(Data items)
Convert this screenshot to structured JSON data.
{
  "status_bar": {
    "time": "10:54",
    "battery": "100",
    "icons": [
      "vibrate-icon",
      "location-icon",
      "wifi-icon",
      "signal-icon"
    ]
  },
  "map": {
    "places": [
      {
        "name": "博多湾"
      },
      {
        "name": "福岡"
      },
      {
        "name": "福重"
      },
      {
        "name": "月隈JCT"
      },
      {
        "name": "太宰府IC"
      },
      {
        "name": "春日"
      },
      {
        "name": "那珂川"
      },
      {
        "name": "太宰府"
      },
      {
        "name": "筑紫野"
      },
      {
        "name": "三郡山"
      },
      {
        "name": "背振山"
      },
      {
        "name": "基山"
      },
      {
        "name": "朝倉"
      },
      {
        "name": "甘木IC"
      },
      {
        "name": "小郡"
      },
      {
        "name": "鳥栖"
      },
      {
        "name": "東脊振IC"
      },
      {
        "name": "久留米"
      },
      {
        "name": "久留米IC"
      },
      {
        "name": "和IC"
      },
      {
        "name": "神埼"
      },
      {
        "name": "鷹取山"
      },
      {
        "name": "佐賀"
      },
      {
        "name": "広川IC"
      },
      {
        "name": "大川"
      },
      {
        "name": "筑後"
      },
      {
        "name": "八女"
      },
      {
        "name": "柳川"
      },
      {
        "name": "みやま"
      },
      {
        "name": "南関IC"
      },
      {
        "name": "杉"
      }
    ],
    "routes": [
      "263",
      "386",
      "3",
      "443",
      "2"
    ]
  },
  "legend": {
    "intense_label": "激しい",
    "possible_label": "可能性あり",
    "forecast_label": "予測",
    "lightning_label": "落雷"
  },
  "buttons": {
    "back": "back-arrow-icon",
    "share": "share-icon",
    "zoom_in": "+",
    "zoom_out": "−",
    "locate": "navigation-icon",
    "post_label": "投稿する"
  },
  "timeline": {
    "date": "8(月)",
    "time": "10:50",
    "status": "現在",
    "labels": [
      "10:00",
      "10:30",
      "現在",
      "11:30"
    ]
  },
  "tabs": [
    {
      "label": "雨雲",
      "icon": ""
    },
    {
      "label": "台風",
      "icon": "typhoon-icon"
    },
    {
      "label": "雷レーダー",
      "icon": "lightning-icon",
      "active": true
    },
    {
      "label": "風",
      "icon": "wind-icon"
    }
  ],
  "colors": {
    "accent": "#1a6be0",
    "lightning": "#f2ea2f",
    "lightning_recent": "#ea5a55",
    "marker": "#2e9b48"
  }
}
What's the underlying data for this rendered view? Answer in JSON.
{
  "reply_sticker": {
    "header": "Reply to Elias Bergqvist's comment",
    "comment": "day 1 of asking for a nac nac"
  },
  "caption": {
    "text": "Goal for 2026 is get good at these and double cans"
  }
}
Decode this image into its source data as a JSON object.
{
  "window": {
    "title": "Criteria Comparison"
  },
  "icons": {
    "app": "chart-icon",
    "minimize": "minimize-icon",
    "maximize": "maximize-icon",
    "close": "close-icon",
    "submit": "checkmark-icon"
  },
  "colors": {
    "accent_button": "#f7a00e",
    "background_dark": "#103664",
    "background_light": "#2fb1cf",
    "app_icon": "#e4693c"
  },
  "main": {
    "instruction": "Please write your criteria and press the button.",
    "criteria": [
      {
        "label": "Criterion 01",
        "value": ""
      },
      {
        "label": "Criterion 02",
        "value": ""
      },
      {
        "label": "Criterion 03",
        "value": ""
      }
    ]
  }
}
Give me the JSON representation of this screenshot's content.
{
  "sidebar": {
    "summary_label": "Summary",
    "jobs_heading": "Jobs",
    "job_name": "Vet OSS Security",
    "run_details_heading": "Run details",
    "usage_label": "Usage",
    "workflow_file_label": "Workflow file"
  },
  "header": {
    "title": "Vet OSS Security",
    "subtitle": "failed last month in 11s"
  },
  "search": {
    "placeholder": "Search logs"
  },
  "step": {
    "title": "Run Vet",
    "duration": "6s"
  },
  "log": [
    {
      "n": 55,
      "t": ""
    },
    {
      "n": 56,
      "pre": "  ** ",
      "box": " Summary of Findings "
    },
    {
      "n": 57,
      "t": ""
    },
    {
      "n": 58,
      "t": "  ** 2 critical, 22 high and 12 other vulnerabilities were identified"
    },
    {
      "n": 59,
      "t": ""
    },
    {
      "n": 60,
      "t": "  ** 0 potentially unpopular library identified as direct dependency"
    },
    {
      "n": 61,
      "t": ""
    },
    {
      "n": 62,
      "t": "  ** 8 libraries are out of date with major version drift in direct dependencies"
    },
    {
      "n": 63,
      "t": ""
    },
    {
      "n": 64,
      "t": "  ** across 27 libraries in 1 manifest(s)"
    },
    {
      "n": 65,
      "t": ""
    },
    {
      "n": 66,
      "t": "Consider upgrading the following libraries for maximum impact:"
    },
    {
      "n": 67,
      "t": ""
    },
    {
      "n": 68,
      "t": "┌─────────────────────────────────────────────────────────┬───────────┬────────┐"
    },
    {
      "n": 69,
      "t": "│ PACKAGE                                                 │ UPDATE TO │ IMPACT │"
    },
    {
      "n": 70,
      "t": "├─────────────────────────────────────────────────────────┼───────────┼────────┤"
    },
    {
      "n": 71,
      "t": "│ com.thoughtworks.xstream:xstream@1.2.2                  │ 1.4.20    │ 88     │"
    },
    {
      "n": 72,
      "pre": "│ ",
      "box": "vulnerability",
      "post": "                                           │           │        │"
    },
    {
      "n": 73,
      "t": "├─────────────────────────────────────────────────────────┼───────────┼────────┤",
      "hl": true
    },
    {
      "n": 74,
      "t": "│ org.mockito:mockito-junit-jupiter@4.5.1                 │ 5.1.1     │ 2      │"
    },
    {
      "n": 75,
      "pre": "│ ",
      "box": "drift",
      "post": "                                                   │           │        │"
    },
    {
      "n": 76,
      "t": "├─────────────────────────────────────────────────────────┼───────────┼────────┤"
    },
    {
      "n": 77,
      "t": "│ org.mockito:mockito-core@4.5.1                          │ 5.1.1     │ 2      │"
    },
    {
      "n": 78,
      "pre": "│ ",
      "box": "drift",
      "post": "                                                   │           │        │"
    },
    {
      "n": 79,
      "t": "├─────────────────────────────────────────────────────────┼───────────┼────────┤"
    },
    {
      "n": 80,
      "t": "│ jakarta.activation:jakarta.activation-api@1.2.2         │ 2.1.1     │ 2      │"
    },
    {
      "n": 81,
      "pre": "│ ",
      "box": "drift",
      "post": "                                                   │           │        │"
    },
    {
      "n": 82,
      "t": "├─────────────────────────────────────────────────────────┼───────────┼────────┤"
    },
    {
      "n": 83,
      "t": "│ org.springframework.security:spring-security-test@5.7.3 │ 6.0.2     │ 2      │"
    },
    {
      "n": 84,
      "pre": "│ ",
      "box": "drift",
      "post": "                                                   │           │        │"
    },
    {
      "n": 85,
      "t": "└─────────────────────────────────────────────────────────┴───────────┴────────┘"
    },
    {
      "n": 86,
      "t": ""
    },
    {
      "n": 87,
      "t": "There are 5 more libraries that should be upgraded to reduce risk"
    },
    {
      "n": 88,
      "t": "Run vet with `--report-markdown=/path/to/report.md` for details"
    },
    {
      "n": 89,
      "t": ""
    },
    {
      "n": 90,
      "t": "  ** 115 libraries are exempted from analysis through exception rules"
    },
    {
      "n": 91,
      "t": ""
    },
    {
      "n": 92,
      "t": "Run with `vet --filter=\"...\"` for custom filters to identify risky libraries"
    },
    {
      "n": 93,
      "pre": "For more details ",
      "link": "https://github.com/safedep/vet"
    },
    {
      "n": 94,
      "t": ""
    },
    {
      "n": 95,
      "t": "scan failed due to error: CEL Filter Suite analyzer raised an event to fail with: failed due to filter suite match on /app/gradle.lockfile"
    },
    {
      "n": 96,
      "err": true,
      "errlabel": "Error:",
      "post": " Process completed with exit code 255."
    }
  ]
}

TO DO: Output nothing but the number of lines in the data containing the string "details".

EXPECTED OUTPUT: 3